    ABSTRACT: Perinatal arterial ischemic stroke (AIS) occurs in an estimated 17 to 93 per 100000 live births, yet the etiology is poorly understood. Although investigators have implicated hypoxia as a potential cause of AIS, the role of hypoxia in AIS remains controversial. The aim of this study was to estimate the association between perinatal hypoxia factors and perinatal arterial ischemic stroke through a meta-analysis of published observational studies. A systematic search of electronically available studies published through July 2013 was conducted. Publication bias and heterogeneity across studies were evaluated and summary odds ratios (ORs) and 95% confidence intervals (CIs) were calculated with fixed-effects or random-effects models. A total of 8 studies describing the association between perinatal hypoxia factors and neonatal arterial ischemic stroke (AIS) met inclusion criteria, and 550 newborns with AIS were enrolled. The associations were found for AIS: preeclampsia (OR 2.14; 95% CI, 1.25 to 3.66), ventouse delivery (OR 2.23; 95% CI, 1.26 to 3.97), fetal heart rate abnormalities (OR 6.30; 95% CI, 3.84 to 10.34), reduced fetal movement (OR 5.35; 95% CI, 2.17 to 13.23), meconium-stained liquor (OR 3.05; 95% CI, 2.02 to 4.60), low Apgar score (OR 5.77; 95% CI, 1.66 to 20.04) and resuscitation at birth (OR 4.59; 95% CI, 3.23 to 6.52). Our data did not show any significant change of the mean risk estimate for oxytocin induction (OR 1.33; 95% CI, 0.84 to 2.11) and low arterial umbilical cord ph (OR 4.63; 95% CI 2.14 to 9.98). There is a significant association between perinatal hypoxia factors and AIS. The result indicates that perinatal hypoxia maybe one of causes of AIS. Large scale prospective clinical studies are still warranted.

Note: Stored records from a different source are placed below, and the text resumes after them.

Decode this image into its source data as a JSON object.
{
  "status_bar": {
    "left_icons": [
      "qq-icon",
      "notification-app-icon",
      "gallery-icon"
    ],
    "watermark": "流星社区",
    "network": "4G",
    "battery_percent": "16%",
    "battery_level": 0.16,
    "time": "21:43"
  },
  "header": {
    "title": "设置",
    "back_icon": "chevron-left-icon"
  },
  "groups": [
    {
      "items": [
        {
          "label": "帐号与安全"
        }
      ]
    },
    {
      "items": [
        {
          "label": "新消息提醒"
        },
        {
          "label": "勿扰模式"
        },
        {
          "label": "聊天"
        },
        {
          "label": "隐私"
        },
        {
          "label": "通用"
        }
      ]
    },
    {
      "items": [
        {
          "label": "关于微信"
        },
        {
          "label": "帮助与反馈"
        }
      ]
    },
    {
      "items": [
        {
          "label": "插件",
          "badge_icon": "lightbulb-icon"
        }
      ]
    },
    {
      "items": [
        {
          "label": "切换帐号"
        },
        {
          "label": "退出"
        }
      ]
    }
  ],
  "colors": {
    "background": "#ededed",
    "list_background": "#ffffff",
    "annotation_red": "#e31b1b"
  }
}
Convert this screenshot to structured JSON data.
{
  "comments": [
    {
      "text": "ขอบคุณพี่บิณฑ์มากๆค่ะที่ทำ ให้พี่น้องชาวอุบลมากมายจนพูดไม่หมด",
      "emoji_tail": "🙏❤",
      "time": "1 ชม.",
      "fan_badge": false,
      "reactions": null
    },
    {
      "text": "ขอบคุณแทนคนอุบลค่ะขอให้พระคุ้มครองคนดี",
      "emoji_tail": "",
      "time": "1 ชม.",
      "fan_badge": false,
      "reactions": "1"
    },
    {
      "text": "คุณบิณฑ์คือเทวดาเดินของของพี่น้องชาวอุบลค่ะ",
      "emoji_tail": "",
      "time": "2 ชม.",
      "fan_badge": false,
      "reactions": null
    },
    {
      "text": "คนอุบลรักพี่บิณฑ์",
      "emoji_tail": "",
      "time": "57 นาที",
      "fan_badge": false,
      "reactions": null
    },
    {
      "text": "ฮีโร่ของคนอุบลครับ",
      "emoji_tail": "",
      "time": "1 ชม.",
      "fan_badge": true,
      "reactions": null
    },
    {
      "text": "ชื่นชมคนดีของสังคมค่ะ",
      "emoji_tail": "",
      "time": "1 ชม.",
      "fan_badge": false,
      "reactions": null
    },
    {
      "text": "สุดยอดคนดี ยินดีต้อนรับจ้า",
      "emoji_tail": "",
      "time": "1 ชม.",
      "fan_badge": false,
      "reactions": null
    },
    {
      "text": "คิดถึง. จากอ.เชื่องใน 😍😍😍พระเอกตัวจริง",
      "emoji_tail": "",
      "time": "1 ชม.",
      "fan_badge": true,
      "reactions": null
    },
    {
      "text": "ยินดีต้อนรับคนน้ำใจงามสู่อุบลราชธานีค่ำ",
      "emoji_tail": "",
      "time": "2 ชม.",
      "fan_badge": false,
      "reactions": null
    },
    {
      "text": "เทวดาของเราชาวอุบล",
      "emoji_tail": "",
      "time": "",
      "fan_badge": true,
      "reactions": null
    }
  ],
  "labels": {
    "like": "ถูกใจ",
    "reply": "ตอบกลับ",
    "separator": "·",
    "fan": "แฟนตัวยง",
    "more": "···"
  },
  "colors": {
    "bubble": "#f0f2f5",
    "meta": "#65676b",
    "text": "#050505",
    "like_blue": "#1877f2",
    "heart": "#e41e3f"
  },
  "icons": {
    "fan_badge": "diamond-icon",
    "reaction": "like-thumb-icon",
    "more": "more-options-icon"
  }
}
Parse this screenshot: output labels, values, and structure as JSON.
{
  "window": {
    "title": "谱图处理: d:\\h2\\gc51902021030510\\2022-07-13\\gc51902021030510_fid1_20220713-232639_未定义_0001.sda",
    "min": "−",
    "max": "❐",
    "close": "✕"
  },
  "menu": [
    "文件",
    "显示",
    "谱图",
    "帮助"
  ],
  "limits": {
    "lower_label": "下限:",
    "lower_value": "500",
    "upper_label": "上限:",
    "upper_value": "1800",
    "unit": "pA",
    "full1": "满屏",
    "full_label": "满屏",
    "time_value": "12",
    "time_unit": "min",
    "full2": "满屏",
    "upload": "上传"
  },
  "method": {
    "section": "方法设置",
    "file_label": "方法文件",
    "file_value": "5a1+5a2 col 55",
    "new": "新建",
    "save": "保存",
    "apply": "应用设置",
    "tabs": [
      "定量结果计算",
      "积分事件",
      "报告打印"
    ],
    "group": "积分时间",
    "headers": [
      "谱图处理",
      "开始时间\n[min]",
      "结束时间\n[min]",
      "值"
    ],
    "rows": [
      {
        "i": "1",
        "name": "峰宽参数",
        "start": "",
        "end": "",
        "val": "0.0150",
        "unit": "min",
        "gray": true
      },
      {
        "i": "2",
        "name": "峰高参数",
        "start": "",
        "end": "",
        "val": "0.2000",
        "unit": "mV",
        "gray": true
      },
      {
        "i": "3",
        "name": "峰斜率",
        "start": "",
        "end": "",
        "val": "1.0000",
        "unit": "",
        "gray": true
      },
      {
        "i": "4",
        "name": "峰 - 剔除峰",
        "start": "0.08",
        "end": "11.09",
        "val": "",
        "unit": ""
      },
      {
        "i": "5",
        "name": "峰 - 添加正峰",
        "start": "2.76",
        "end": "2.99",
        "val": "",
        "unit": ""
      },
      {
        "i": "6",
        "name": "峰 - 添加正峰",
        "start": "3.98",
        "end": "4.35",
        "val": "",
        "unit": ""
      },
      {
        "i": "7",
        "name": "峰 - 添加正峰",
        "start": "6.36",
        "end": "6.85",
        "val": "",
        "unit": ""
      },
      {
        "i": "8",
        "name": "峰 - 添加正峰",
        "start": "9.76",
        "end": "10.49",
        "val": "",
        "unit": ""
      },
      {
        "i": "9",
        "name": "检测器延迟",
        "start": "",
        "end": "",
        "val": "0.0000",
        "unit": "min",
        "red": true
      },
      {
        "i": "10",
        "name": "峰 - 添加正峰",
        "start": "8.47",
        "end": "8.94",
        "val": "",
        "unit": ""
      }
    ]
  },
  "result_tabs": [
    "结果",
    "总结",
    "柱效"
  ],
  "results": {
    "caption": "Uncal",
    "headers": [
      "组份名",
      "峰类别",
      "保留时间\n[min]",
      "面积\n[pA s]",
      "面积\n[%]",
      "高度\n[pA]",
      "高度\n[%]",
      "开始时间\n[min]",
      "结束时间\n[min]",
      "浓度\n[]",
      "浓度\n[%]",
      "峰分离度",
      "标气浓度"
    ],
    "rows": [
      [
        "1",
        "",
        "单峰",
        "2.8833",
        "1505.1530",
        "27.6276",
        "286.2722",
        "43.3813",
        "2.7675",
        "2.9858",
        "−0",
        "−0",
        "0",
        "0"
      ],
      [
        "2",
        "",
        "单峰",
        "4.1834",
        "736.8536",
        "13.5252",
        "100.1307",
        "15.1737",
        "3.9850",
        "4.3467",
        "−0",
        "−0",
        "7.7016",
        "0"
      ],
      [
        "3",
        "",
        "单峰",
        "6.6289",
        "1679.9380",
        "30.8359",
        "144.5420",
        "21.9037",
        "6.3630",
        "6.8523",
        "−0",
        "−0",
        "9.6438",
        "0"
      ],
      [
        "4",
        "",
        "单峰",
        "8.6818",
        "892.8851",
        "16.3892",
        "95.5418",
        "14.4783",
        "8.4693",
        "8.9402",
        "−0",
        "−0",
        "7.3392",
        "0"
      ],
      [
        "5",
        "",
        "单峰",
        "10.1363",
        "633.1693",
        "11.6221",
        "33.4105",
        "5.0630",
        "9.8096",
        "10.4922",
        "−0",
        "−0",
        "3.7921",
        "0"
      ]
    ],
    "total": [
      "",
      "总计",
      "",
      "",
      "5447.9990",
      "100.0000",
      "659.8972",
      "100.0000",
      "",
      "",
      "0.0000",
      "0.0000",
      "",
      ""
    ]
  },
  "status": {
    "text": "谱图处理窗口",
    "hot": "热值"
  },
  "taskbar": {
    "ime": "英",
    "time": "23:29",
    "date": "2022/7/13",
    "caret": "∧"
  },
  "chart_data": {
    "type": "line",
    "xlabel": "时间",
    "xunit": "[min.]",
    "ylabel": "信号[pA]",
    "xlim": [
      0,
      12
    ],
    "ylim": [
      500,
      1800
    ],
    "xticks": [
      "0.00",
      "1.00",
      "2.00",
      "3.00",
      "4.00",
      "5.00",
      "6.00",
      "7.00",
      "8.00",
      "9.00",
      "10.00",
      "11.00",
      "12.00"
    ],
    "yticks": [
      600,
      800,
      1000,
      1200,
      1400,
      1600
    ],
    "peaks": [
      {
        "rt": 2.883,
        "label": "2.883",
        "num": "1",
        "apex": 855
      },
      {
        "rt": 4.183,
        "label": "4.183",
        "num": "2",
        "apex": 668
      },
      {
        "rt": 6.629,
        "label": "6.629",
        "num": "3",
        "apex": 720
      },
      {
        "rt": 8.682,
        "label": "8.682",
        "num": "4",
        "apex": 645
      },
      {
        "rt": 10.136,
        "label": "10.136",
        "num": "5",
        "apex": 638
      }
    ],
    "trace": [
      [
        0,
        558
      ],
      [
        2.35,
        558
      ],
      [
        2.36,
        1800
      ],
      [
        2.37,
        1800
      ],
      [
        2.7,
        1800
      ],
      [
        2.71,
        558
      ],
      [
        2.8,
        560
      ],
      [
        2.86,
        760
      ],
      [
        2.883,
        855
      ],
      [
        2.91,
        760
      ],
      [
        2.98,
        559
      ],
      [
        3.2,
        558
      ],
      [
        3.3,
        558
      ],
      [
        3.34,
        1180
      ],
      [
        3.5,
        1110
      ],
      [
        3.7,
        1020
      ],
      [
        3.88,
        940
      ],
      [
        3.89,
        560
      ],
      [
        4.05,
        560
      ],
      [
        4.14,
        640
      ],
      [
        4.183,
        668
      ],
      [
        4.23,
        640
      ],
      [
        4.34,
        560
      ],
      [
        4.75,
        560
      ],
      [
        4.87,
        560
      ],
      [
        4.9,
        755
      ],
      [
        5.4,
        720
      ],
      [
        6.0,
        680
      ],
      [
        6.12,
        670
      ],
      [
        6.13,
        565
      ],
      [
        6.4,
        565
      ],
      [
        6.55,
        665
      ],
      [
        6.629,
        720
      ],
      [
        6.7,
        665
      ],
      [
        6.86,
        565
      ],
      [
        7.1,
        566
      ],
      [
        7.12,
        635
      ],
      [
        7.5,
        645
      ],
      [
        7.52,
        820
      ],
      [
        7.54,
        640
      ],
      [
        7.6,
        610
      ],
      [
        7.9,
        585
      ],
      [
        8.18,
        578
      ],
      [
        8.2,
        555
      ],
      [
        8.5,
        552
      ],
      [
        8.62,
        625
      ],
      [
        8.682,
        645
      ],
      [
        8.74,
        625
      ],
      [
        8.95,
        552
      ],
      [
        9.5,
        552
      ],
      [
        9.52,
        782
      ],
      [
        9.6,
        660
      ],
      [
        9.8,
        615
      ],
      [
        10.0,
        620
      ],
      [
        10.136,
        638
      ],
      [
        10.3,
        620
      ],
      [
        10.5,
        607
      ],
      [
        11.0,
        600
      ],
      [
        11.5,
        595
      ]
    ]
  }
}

    PLoS ONE 02/2014; 9(2):e90106. DOI:10.1371/journal.pone.0090106 · 3.53 Impact Factor
  • [Show abstract] [Hide abstract]
    ABSTRACT: Background Perinatal arterial ischemic stroke (AIS) is as common as large vessel arterial ischemic stroke in adults and leads to significant morbidity. Perinatal AIS is the most common cause of cerebral palsy and can lead to cognitive and behavioral difficulties that are amortized over a lifetime. Methods Literature on perinatal arterial ischemic stroke was reviewed and analyzed. Results Risk factors for perinatal AIS include those that are maternal, neonatal, and placental. The most common clinical signs at presentation are seizures and hemiparesis. Evaluation should begin with thorough history acquisition and physical examination followed by magnetic resonance imaging (MRI) of the brain, with consideration of magnetic resonance angiography (MRA) of head and neck, echocardiogram, and thrombophilia workup. Treatment beginning early to include physical, speech, and occupational therapies including constraint induced movement therapy and close cognitive and developmental follow-up may be beneficial. Future treatments may include transcranial magnetic stimulation, hypothermia, and erythropoietin. Conclusion Perinatal arterial ischemic stroke comprises a group of arterial ischemic injuries that can occur in the prenatal, perinatal and postnatal period in term and preterm infants with different types of perinatal AIS having different clinical presentations, risk factors, and long-term outcomes.
    Pediatric Neurology 08/2014; 51(6). DOI:10.1016/j.pediatrneurol.2014.07.031 · 1.50 Impact Factor


Available from
Jun 5, 2014